Search the material for the string "Programiz", then report how many lines hold it, with no other text.

### [Data supplied]
+++++

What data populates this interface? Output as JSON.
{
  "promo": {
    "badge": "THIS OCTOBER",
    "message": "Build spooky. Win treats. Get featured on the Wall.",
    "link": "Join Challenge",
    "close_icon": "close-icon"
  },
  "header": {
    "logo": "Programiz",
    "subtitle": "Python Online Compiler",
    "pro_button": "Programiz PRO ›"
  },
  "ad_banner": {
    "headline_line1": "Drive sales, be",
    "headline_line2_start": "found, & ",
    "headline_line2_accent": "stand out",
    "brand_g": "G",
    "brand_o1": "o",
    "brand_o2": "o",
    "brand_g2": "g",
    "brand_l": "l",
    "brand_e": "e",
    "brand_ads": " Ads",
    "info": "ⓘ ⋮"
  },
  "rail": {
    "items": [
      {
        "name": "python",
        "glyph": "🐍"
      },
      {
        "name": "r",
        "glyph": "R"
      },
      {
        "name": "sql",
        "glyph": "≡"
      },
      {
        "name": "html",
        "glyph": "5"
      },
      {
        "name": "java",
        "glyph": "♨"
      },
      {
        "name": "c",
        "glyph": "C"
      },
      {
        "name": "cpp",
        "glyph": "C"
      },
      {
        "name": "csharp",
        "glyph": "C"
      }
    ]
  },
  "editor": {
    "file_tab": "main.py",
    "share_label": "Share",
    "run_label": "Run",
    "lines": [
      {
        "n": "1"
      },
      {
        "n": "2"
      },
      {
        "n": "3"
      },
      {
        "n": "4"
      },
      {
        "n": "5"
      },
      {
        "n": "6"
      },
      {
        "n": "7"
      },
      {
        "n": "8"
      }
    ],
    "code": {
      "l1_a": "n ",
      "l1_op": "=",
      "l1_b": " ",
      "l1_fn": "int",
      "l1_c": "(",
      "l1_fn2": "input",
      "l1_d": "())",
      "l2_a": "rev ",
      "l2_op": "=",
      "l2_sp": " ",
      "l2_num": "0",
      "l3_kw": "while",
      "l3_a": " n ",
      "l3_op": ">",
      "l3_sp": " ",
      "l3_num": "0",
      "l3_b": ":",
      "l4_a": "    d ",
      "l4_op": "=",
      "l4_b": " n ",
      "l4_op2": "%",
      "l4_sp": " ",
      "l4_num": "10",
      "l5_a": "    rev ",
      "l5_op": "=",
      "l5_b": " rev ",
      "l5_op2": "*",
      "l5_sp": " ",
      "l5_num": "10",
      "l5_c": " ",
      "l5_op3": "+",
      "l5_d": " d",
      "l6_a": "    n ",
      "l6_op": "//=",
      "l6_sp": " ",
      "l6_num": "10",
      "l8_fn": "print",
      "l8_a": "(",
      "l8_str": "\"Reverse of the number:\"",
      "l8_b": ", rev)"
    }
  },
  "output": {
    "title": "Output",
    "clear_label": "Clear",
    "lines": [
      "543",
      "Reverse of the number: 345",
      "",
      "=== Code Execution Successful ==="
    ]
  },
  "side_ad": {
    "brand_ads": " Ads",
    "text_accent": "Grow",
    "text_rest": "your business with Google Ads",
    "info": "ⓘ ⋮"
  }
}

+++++

### [Final answer]
2